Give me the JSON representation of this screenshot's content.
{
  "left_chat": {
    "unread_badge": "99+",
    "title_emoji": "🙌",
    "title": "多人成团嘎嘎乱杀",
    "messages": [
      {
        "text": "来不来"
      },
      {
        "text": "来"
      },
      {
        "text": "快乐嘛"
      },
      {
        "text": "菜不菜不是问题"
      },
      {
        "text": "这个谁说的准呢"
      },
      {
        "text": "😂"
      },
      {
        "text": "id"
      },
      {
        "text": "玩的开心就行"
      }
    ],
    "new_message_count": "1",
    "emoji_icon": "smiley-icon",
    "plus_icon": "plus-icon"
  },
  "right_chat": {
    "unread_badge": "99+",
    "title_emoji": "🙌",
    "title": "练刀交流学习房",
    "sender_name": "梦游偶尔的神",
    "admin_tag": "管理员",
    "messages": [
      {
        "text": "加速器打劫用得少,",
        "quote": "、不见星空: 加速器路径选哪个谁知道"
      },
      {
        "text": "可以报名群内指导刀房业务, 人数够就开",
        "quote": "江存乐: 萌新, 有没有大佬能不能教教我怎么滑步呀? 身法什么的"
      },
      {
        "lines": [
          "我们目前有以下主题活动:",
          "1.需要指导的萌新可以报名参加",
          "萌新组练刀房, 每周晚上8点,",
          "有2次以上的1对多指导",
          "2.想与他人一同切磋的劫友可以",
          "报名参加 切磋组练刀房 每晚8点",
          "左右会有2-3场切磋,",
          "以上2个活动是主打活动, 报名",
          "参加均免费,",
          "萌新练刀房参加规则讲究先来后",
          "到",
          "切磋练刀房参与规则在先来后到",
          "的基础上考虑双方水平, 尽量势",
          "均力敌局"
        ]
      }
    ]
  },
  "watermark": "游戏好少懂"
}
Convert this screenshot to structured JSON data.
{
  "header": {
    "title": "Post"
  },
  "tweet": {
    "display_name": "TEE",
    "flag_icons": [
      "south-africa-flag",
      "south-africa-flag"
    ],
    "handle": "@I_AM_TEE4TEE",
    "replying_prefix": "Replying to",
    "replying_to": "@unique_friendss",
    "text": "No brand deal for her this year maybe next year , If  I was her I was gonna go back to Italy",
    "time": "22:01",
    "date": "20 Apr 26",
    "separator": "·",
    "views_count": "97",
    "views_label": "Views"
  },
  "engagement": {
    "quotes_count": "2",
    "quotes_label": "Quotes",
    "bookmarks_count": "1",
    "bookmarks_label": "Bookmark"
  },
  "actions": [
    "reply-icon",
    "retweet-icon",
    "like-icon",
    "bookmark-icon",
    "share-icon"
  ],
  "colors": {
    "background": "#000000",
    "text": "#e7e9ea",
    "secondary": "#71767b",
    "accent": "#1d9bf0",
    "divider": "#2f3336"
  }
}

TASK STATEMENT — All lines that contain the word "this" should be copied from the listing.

TASK SOLUTION —
Give me the JSON representation of this screenshot's content.
Convert this screenshot to structured JSON data.
    "text": "No brand deal for her this year maybe next year , If  I was her I was gonna go back to Italy",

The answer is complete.